12 February ~ The last time these Black Country rivals met at Molineux back in May, Wolves powered to a 3-1 victory that did much to secure their Premier League status. While that game may have mattered immensely to both sets of supporters, it was easy to conclude that Wolves had bagged the points largely because they needed them more. Nine months on, little has changed. Mick McCarthy's side go into this derby on the back of a dismal run of form that was only broken thanks to a helping hand from Djibril Cissé – to Roger Johnson's throat, that is.
Last weekend's victory against ten-man QPR was Wolves' first since the start of December. It lifted McCarthy's men clear of the relegation zone. It also lifted some of the pressure that has been building on their beleaguered boss.
Roy Hodgson, meanwhile, continues to be the very epitome of reliability at West Brom. Having won 35 per cent of Premier League matches with Blackburn, 34 per cent with Fulham and 35 per cent with Liverpool, Hodgson is currently enduring relative failure. The Baggies have won just 33 per cent of their league games under his watchful gaze. It is fair to say you know what you are going to get with Hodgson and it is good enough for survival. One can assume, therefore, it is more than good enough for Jeremy Peace, the erstwhile yo-yo club's chairman.
Albion supporters would doubtless like to see a few more of that 33 per cent coming at The Hawthorns, where they have picked up just one league win since disposing of Wolves in November. But they will also be grateful for their much-improved away form when they visit Molineux today. Albion's tally of 18 points won on their travels hints at a team set up for the speedy counter-attack, which could prove to be Wolves' undoing.
It certainly proved decisive in Wolves' previous home match against Liverpool, in which all three of the visitors' goals came on the break. The game was also notable for the jeers that accompanied the closing stages of the (no) contest. Chairman Steve Morgan took the brunt of the criticism, with sections of the home support suggesting the construction magnate was more concerned with a local housing development than events on the field.
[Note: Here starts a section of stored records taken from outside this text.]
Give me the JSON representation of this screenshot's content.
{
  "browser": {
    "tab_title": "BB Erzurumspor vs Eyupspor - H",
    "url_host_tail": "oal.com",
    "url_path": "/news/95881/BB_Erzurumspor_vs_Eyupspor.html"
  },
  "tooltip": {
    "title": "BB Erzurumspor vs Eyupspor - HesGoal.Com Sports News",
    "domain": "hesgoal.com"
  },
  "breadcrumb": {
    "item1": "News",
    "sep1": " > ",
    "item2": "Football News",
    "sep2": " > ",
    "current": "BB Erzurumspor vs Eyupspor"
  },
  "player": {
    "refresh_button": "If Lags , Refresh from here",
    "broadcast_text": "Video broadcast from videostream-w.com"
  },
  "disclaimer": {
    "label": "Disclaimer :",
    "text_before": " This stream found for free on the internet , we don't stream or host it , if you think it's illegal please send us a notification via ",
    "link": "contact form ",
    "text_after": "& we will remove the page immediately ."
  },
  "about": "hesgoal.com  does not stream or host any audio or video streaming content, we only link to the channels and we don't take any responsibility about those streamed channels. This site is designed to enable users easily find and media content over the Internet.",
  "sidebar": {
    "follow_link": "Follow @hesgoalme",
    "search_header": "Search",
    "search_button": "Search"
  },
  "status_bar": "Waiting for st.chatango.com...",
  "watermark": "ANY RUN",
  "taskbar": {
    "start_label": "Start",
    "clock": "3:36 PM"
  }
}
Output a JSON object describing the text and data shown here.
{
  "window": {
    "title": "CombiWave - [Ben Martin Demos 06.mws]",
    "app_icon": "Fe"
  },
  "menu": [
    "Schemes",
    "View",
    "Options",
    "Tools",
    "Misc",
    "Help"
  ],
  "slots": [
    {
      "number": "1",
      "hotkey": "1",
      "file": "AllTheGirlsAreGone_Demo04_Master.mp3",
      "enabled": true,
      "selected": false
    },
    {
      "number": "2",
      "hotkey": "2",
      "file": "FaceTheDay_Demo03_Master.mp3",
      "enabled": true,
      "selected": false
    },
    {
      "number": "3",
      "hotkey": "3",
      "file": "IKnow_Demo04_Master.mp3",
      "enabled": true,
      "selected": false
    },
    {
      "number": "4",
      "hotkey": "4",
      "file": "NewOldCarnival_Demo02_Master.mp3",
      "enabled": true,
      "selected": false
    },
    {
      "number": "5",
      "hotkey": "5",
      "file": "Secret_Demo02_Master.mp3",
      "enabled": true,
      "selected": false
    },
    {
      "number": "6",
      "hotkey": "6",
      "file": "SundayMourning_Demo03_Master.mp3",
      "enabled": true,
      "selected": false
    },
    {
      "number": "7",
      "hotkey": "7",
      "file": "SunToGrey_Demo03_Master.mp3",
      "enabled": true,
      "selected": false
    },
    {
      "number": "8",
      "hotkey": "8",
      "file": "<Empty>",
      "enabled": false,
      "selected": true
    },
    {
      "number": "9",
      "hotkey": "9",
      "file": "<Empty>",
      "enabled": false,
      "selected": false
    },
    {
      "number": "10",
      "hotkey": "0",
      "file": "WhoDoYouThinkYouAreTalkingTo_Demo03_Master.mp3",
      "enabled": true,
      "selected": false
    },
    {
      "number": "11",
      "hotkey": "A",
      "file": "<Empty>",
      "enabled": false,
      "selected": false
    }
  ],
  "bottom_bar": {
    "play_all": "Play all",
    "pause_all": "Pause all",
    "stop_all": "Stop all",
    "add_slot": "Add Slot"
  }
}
Morgan's response was to storm the dressing room at full-time and berate his players – a move that seemingly emasculated the no-nonsense boss McCarthy. Given that a loss to arch-rivals West Brom could bring with it a tirade of abuse far more hostile than that seen against Liverpool, one can only speculate as to what Morgan could do this afternoon. Suffice to say, McCarthy will be keenly aware that his job may depend on avoiding that particular scenario. Adam Bate